Later that night as I began to pack for my trip, still a bit distracted by the new health-related concerns, my wife, Jane, reported the alarming news that she, too, was hemorrhaging. "What?" I said. "I've heard of cancer spreading from one site to another within the same person's body, but never from one person to another! What's going on here? Surely there must be a rational explanation." We sat there puzzling together over this latest development, and soon my wife (who really is quite brilliant) had the answer. "It's the beets," she said. "We both ate beets yesterday." "But I've eaten beets many times before," I said, "and they never caused me to hemorrhage!" "No, these were FRESH beets, not beets from a can," she replied. "They have more pigment in them." Now, you'd think that someone with a Master's degree in Plant Biology, not to mention a Ph.D. in molecular biology, would have remembered that beets contain betalain pigments, water-soluble pigments that impart on them a reddish purple color. But how was I to know that some of the pigments were cooked out of canned beets and that fresh beets would cause this alarming result? I don't normally do the cooking in our household! This isn't the only time that a food item would cause me some momentary bewilderment.

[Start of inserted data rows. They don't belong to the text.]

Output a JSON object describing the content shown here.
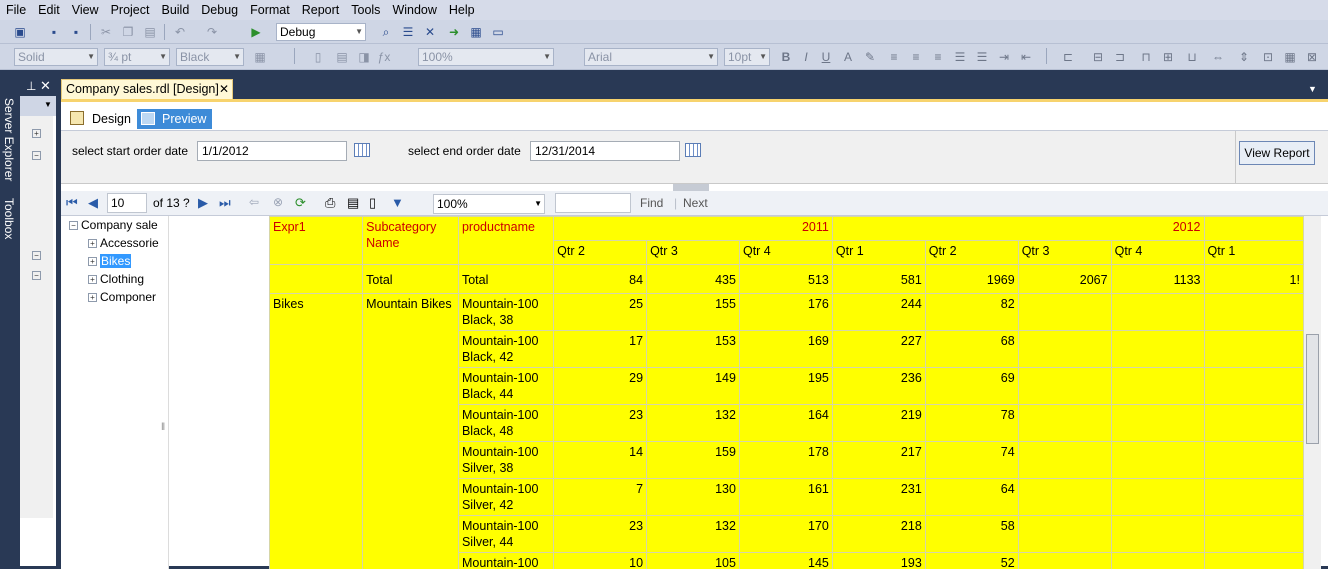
{
  "menu": [
    "File",
    "Edit",
    "View",
    "Project",
    "Build",
    "Debug",
    "Format",
    "Report",
    "Tools",
    "Window",
    "Help"
  ],
  "toolbar1": {
    "config": "Debug"
  },
  "toolbar2": {
    "line_style": "Solid",
    "line_width": "¾ pt",
    "color": "Black",
    "zoom": "100%",
    "font": "Arial",
    "font_size": "10pt"
  },
  "side_tabs": [
    "Server Explorer",
    "Toolbox"
  ],
  "doc_tab": {
    "title": "Company sales.rdl [Design]",
    "close": "✕"
  },
  "view_tabs": {
    "design": "Design",
    "preview": "Preview"
  },
  "params": {
    "start_label": "select start order date",
    "start_value": "1/1/2012",
    "end_label": "select end order date",
    "end_value": "12/31/2014",
    "view_report": "View Report"
  },
  "report_toolbar": {
    "page": "10",
    "of": "of 13 ?",
    "zoom": "100%",
    "find": "Find",
    "next": "Next"
  },
  "doc_map": {
    "root": "Company sale",
    "items": [
      "Accessorie",
      "Bikes",
      "Clothing",
      "Componer"
    ],
    "selected": "Bikes"
  },
  "table": {
    "header": {
      "expr": "Expr1",
      "subcat": "Subcategory Name",
      "product": "productname",
      "year1": "2011",
      "year2": "2012"
    },
    "quarters": [
      "Qtr 2",
      "Qtr 3",
      "Qtr 4",
      "Qtr 1",
      "Qtr 2",
      "Qtr 3",
      "Qtr 4",
      "Qtr 1"
    ],
    "total_row": {
      "subcat": "Total",
      "product": "Total",
      "values": [
        "84",
        "435",
        "513",
        "581",
        "1969",
        "2067",
        "1133",
        "1!"
      ]
    },
    "group": {
      "category": "Bikes",
      "subcategory": "Mountain Bikes"
    },
    "rows": [
      {
        "product": "Mountain-100 Black, 38",
        "values": [
          "25",
          "155",
          "176",
          "244",
          "82"
        ]
      },
      {
        "product": "Mountain-100 Black, 42",
        "values": [
          "17",
          "153",
          "169",
          "227",
          "68"
        ]
      },
      {
        "product": "Mountain-100 Black, 44",
        "values": [
          "29",
          "149",
          "195",
          "236",
          "69"
        ]
      },
      {
        "product": "Mountain-100 Black, 48",
        "values": [
          "23",
          "132",
          "164",
          "219",
          "78"
        ]
      },
      {
        "product": "Mountain-100 Silver, 38",
        "values": [
          "14",
          "159",
          "178",
          "217",
          "74"
        ]
      },
      {
        "product": "Mountain-100 Silver, 42",
        "values": [
          "7",
          "130",
          "161",
          "231",
          "64"
        ]
      },
      {
        "product": "Mountain-100 Silver, 44",
        "values": [
          "23",
          "132",
          "170",
          "218",
          "58"
        ]
      },
      {
        "product": "Mountain-100",
        "values": [
          "10",
          "105",
          "145",
          "193",
          "52"
        ]
      }
    ]
  }
}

Fast forward now to last Christmas as we are about to enjoy a very special Christmas Eve meal together as a family. The table was set, the food was spread before us, and I was setting about my traditional ritual of carving the turkey. As I carefully sliced the white and dark meat off the bone, I noticed something a bit peculiar protruding between the legs of the bird. "Hmm, this is odd," I said. "It looks like a second set of legs!" I began to dissect that part of the turkey to investigate further and was alarmed to find the carcass of another small bird inside of our evening meal. "How did that get there?" I exclaimed. "Maybe this is a MUTANT turkey. This could be the first documented example of a turkey that was pregnant with a turkey fetus instead of laying fertilized eggs like other turkeys and birds do to reproduce. Icould write this up for publication!"

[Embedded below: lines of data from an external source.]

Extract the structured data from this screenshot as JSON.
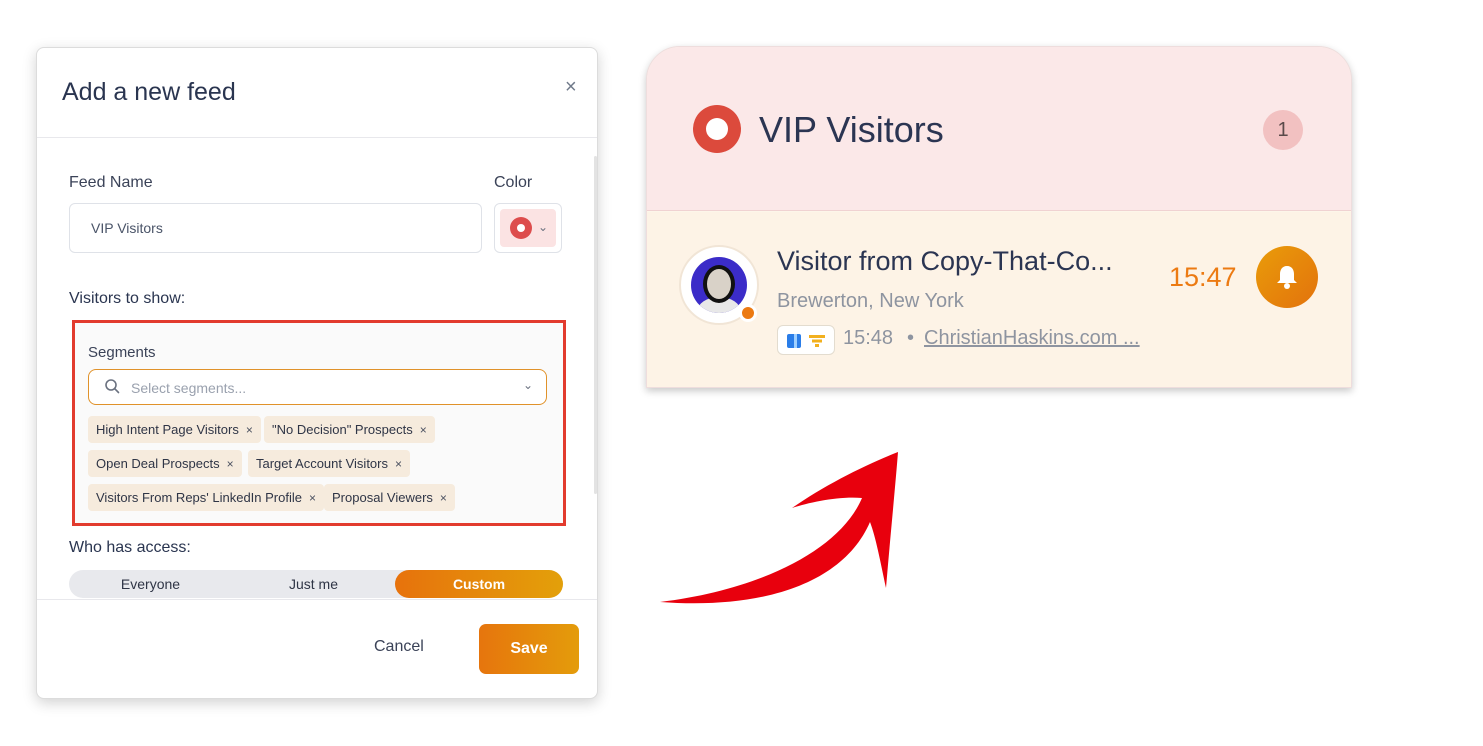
{
  "modal": {
    "title": "Add a new feed",
    "close_symbol": "×",
    "feed_name_label": "Feed Name",
    "feed_name_value": "VIP Visitors",
    "color_label": "Color",
    "color_value": "#dd4d4d",
    "visitors_label": "Visitors to show:",
    "segments_label": "Segments",
    "segments_placeholder": "Select segments...",
    "segments": [
      "High Intent Page Visitors",
      "\"No Decision\" Prospects",
      "Open Deal Prospects",
      "Target Account Visitors",
      "Visitors From Reps' LinkedIn Profile",
      "Proposal Viewers"
    ],
    "chip_remove_symbol": "×",
    "access_label": "Who has access:",
    "access_options": [
      "Everyone",
      "Just me",
      "Custom"
    ],
    "access_selected": "Custom",
    "cancel_label": "Cancel",
    "save_label": "Save"
  },
  "feed_preview": {
    "title": "VIP Visitors",
    "count": "1",
    "visitor": {
      "name": "Visitor from Copy-That-Co...",
      "location": "Brewerton, New York",
      "visit_time": "15:48",
      "separator": "•",
      "site": "ChristianHaskins.com ...",
      "time": "15:47"
    }
  },
  "colors": {
    "accent": "#e6750d",
    "feed_header_bg": "#fbe8e8",
    "highlight_border": "#e23b2e",
    "arrow": "#e8000d"
  }
}
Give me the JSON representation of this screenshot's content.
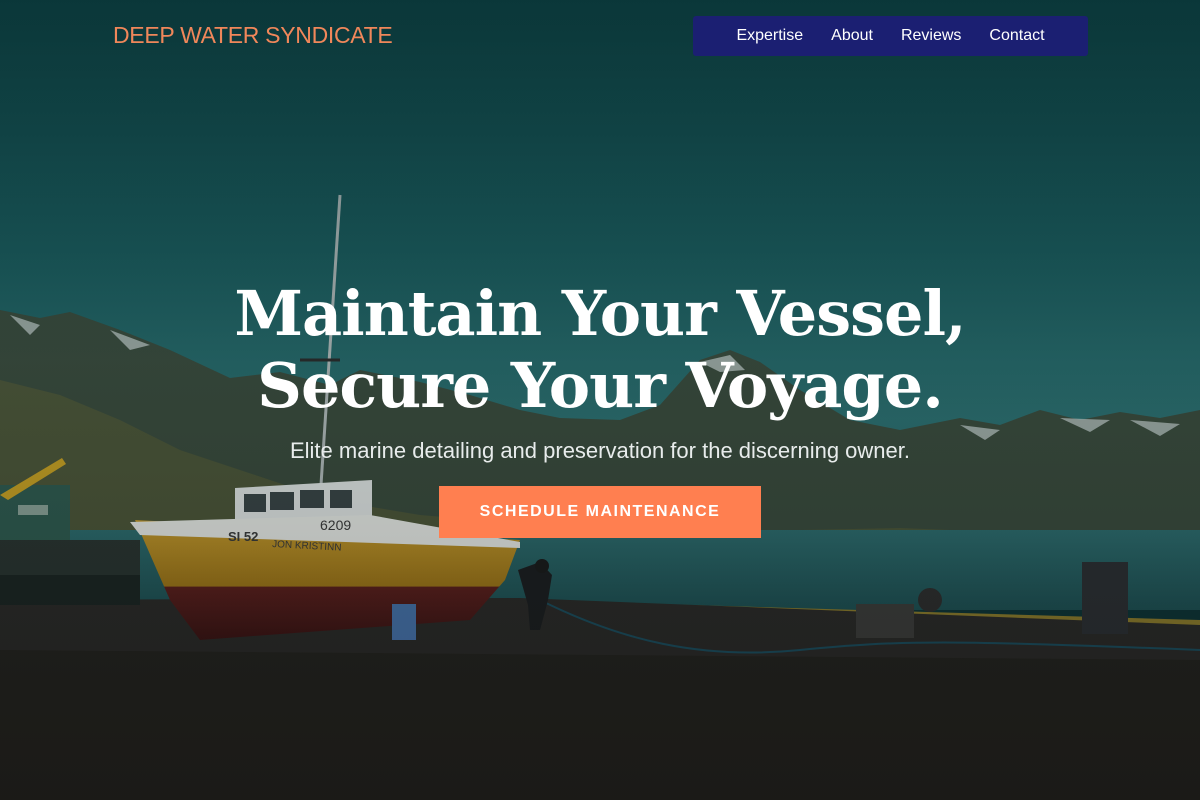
{
  "brand": {
    "name": "DEEP WATER SYNDICATE"
  },
  "nav": {
    "items": [
      {
        "label": "Expertise"
      },
      {
        "label": "About"
      },
      {
        "label": "Reviews"
      },
      {
        "label": "Contact"
      }
    ]
  },
  "hero": {
    "headline_line1": "Maintain Your Vessel,",
    "headline_line2": "Secure Your Voyage.",
    "subhead": "Elite marine detailing and preservation for the discerning owner.",
    "cta_label": "SCHEDULE MAINTENANCE"
  },
  "boat": {
    "hull_number": "6209",
    "registration": "SI 52",
    "name": "JON KRISTINN"
  },
  "colors": {
    "brand_accent": "#f0875a",
    "nav_background": "#1b1f72",
    "cta_background": "#ff7f50"
  }
}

After a moment, reality set in. "No," I thought, "that's impossible. Mammals have internal development, not birds." I was drawing from my expertise in developmental biology, you see. "There's got to be a rational explanation, and it has something to do with abnormal development. Could it be an undeveloped twin perhaps that remained inside the larger turkey?" I wondered aloud about my discovery and the possible explanations, and soon Jane and our two adult children joined me in the effort to solve this mystery. Possible ideas were brought up and one by one were summarily dismissed by the developmental biologist for lack of scientific merit. Finally, Jane said matter-of-factly, "Maybe it's because I stuffed a Cornish hen inside the turkey before I put it in the oven." That certainly put a quick stop to further speculation! And, needless to say, my family had a great laugh at my expense.

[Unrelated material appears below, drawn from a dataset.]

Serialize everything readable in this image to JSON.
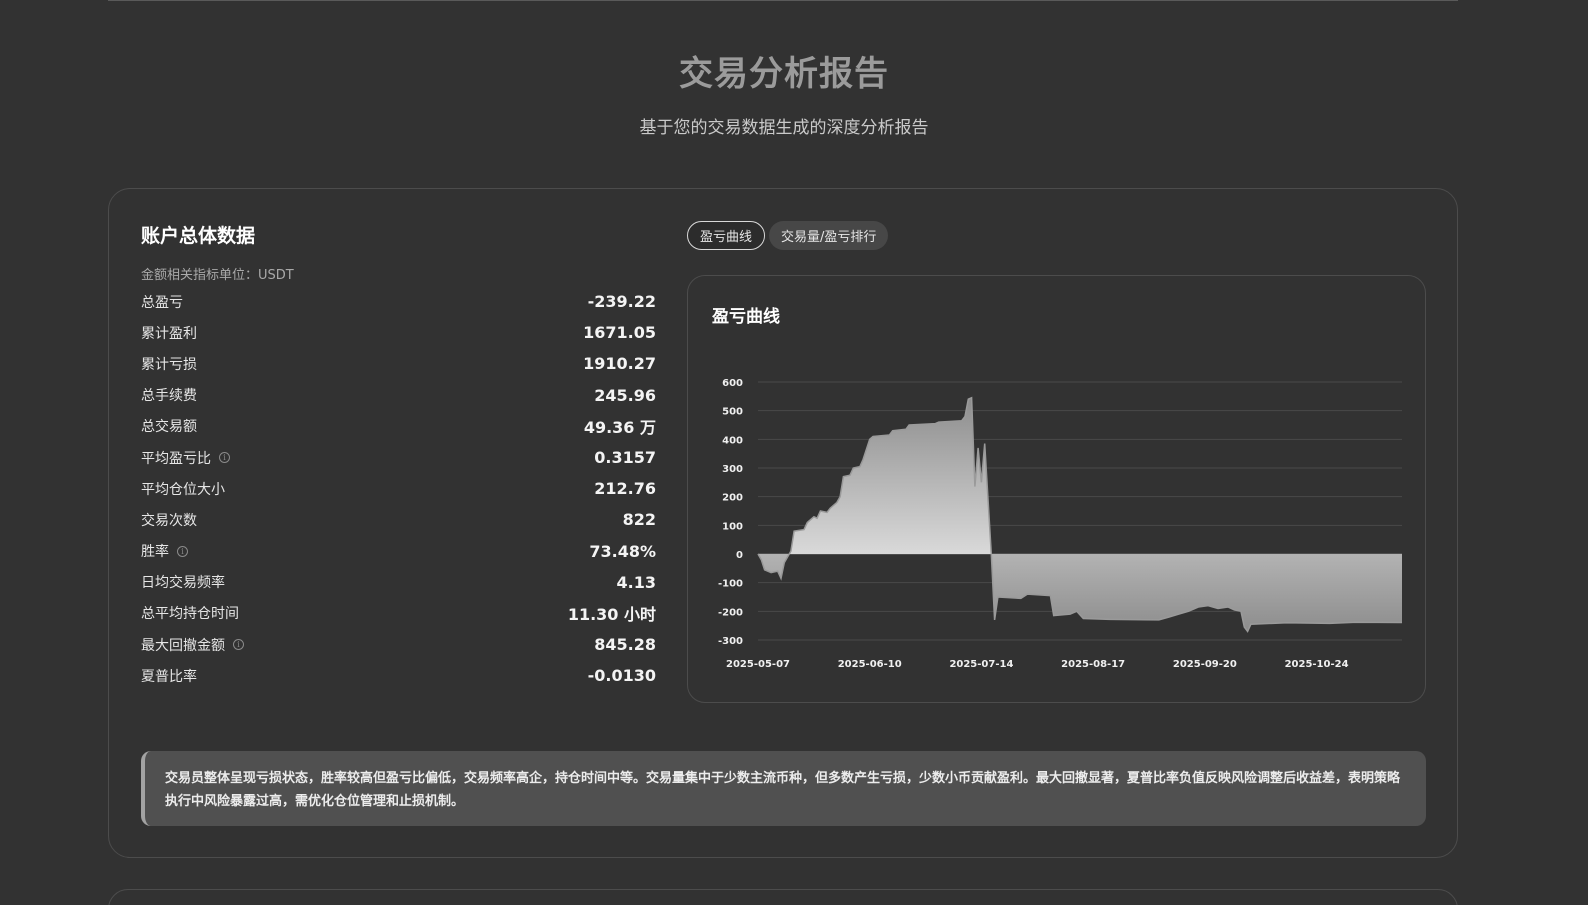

Well, I learned three important lessons from these experiences with food. First, communication in marriage is absolutely essential. Now, whenever we have beets at home, I always make sure to ask, "Are these fresh beets?" to which Jane usually replies, "Yep, they're fresh from the can." Second, I was reminded again of the importance as a scientist of seemingly irrelevant empirical observations. You see, I saw that Cornish hen earlier in the day thawing on a pan in the sink, but I never made the connection with what I observed stuffed inside the turkey until my wife revealed her deed. Finally, never underestimate the potential of your life-long helpmate to make you look like an absolute dim-wit just to keep you humble — all in love, of course!